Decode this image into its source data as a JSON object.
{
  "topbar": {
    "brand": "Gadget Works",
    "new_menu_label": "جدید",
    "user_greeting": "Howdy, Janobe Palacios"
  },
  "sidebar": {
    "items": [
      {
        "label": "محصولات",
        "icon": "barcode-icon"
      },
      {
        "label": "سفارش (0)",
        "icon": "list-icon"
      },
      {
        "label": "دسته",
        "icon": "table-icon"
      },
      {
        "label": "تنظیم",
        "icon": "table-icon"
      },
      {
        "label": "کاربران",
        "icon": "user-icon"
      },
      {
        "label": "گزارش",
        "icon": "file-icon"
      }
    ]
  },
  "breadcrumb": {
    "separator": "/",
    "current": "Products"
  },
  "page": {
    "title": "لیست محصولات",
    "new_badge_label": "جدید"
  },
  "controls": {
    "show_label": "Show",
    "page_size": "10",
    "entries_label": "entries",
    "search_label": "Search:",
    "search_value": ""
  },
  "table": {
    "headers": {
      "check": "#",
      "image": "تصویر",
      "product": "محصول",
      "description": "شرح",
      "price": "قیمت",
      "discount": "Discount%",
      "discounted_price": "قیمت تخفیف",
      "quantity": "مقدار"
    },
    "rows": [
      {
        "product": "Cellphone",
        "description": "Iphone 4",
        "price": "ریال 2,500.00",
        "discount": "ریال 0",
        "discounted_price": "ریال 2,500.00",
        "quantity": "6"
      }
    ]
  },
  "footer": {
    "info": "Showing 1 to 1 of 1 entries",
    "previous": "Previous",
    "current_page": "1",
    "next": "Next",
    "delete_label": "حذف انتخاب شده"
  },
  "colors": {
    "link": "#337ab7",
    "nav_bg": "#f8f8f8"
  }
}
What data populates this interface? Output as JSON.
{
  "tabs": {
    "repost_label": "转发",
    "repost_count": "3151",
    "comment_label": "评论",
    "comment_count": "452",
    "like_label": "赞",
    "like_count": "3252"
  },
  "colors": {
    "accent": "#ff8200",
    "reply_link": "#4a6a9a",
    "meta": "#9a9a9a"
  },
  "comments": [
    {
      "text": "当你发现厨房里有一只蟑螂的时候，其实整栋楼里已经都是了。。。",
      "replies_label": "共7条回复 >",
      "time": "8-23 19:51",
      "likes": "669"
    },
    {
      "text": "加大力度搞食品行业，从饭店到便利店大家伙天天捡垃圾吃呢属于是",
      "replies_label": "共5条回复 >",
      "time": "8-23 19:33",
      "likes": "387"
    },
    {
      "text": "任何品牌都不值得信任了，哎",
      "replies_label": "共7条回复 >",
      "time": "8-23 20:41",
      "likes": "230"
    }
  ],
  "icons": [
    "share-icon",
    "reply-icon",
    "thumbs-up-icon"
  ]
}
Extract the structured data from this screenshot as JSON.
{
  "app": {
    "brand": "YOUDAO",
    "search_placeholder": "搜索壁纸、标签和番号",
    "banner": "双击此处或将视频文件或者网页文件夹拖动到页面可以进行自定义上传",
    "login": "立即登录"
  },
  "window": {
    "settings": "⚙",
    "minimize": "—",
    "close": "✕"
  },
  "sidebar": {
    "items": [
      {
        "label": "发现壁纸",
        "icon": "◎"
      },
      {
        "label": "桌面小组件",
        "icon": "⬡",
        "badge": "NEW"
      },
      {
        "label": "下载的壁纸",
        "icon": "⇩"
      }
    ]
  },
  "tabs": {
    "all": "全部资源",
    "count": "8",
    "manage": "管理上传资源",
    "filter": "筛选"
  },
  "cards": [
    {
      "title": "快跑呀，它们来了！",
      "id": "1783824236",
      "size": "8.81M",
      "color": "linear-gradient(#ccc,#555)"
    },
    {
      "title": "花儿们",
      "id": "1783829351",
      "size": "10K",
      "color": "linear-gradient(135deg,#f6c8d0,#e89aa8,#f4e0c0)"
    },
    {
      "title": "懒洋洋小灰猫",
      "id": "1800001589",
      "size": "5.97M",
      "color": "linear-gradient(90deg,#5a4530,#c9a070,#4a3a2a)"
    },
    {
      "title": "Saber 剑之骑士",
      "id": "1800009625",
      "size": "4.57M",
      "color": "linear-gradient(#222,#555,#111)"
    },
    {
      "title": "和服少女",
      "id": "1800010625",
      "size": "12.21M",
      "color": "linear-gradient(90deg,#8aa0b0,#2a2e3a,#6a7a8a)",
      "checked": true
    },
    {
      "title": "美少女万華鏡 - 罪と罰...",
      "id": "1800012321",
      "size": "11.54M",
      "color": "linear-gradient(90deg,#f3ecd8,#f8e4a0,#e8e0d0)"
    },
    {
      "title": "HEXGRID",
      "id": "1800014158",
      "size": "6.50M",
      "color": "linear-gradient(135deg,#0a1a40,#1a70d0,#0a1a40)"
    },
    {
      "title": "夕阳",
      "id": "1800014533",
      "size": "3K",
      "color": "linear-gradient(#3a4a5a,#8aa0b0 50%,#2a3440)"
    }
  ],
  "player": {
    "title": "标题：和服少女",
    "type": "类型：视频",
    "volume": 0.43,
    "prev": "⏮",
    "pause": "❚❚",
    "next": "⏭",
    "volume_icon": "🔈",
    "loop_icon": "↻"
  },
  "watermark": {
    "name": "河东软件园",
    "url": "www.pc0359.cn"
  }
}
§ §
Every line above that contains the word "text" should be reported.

_OUTPUT:_
      "text": "当你发现厨房里有一只蟑螂的时候，其实整栋楼里已经都是了。。。",
      "text": "加大力度搞食品行业，从饭店到便利店大家伙天天捡垃圾吃呢属于是",
      "text": "任何品牌都不值得信任了，哎",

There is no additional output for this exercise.